As seasons alter their timing and character, longstanding agricultural centers around the world will wither while new regions spring up. Hotter summers, warmer winters, drought, melting glaciers, and extreme weather already adversely affect the cultivation of strawberries, fruits, nuts, wine, chocolate, coffee, and other everyday foods. The world’s breadbaskets will relocate – or cease to exist – due to changing rainfall, heat, and extreme weather, such as is already squeezing agricultural production in Australia. In just the past year, the United Kingdom, Poland, Romania, Turkey, Pakistan, China, India, Brazil, and the United States, among other nations, have suffered significant crop damage or reductions in yield due to weather or climate. To make matters worse, the rising concentration of atmospheric carbon dioxide is decreasing the protein, iron, zinc, and other essential nutrients in plant foods, making agricultural produce less nutritious. However far-fetched it may seem now, the UN warns that mounting losses to agriculture will increase risks of widespread malnutrition and famine on scales we haven’t seen in half a century, as anticipated this year in Nigeria. Heat waves will intensify to such a degree in some parts of the world – including western and southern Asia – that some currently populated regions may be rendered unsuitable for human settlement. Rising heat in India is already costing tens of billions of hours in lost labor each year, while chronic heat stress is causing a growing epidemic of premature death by kidney failure among farm laborers in India and Central America.

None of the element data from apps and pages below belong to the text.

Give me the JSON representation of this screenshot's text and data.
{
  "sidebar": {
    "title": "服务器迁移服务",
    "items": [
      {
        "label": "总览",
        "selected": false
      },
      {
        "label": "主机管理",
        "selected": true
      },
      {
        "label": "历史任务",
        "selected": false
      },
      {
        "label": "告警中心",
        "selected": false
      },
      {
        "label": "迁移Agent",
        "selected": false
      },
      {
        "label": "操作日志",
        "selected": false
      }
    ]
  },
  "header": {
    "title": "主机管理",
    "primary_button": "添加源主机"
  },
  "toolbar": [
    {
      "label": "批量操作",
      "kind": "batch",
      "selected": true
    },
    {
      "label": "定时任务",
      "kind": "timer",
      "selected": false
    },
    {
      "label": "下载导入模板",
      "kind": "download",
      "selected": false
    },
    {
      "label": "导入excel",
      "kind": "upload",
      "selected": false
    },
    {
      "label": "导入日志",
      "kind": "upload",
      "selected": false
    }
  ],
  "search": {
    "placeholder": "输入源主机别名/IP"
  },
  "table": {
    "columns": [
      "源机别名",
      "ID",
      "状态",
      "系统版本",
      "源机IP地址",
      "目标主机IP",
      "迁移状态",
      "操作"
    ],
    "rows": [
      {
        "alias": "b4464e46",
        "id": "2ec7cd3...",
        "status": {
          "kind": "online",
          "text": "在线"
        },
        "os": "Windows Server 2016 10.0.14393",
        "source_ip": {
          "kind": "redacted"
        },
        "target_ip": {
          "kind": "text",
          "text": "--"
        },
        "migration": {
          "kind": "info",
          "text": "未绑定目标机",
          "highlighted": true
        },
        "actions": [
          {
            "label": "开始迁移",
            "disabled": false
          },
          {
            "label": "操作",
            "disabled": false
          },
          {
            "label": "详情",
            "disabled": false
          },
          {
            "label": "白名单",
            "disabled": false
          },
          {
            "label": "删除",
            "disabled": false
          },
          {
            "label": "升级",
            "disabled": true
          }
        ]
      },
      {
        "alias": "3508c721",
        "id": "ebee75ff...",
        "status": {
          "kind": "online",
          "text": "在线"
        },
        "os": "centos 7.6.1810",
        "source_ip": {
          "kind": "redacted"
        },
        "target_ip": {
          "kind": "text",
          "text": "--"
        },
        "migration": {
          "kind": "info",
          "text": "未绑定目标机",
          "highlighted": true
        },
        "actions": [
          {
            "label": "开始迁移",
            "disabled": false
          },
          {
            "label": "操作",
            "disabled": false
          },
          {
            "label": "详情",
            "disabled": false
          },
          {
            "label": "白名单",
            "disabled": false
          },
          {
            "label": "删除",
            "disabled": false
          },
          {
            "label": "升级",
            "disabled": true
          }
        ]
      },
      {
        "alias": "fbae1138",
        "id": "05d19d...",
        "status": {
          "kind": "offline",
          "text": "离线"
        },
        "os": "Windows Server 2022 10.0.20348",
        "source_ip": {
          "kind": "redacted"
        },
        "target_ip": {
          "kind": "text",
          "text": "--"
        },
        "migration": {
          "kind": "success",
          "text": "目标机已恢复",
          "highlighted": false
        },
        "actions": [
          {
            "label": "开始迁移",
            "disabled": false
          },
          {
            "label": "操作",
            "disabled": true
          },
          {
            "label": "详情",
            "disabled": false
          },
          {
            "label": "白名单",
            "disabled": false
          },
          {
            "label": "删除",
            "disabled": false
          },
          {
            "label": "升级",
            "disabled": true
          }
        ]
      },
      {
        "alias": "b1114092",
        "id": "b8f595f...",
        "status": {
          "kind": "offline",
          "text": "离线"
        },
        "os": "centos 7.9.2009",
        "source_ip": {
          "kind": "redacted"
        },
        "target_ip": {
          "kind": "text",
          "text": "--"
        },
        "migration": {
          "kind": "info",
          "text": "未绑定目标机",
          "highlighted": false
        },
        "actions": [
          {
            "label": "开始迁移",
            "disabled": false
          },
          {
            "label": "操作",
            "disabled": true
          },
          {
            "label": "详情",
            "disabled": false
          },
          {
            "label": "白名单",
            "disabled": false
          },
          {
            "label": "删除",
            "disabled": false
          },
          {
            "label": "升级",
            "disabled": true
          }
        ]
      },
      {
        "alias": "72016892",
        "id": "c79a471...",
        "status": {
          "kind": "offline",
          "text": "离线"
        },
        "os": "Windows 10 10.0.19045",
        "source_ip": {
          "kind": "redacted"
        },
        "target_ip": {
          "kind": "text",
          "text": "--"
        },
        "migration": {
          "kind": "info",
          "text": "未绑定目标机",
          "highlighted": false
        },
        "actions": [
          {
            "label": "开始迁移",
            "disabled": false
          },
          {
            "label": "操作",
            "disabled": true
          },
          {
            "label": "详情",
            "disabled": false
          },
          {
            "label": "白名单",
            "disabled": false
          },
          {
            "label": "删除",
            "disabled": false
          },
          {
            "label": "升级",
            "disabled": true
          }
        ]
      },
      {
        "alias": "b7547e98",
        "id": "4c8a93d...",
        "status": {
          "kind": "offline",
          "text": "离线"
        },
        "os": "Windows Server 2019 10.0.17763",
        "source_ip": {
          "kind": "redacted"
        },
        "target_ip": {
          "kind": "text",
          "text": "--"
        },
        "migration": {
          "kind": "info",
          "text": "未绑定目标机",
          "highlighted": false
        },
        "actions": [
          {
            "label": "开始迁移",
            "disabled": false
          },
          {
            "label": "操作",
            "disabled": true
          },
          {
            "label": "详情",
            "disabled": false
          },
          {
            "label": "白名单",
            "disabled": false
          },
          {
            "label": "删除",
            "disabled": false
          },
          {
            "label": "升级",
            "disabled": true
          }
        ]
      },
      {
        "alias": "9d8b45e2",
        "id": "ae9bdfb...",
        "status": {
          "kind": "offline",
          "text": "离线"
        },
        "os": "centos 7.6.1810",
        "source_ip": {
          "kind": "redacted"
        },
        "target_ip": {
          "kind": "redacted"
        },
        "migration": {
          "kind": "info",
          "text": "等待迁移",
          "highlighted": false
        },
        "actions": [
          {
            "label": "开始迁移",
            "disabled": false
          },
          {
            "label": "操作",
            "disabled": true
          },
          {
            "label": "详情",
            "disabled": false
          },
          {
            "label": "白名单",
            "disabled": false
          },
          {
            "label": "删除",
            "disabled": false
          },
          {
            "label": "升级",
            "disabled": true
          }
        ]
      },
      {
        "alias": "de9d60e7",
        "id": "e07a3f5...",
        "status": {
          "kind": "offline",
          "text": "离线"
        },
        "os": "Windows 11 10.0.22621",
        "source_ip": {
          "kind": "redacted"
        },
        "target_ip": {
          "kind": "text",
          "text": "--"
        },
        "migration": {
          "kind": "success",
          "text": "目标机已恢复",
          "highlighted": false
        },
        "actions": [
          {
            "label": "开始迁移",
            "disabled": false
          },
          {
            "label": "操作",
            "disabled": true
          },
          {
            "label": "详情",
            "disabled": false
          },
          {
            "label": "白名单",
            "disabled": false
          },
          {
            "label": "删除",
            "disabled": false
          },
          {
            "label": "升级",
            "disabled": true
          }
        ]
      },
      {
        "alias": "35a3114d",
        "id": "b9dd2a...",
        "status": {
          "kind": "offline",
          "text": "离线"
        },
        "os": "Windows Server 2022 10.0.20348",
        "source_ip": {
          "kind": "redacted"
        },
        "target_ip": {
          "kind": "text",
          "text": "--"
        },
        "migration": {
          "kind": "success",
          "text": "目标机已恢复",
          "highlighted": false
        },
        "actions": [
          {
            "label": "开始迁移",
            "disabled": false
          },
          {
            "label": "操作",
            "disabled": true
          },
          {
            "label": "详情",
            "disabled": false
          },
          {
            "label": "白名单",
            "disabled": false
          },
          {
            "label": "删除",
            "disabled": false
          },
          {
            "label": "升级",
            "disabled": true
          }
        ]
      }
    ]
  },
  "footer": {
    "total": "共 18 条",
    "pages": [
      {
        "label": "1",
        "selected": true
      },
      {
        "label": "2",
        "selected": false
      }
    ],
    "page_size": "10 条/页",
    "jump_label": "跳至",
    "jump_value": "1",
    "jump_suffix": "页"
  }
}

[End of Part III]
Usha Alexander was born to Indian immigrants who came to the United States in the 1950s and settled in the very small town of Pocatello, Idaho. She ran away to university at the age of 19, and later joined the US Peace Corps, where she served as a science teacher in the archipelago nation of Vanuatu. In the late 90s, Usha made her way to the San Francisco Bay Area of California, where she settled and worked for Apple Computer for many years.
Since 2013, Usha resides with her partner, writer and photographer, Namit Arora, in the National Capital Region of India. Usha has lived in four different countries and has learned to carry her home within herself, yet she frequently returns to the CA Bay Area with a certain sense of homecoming.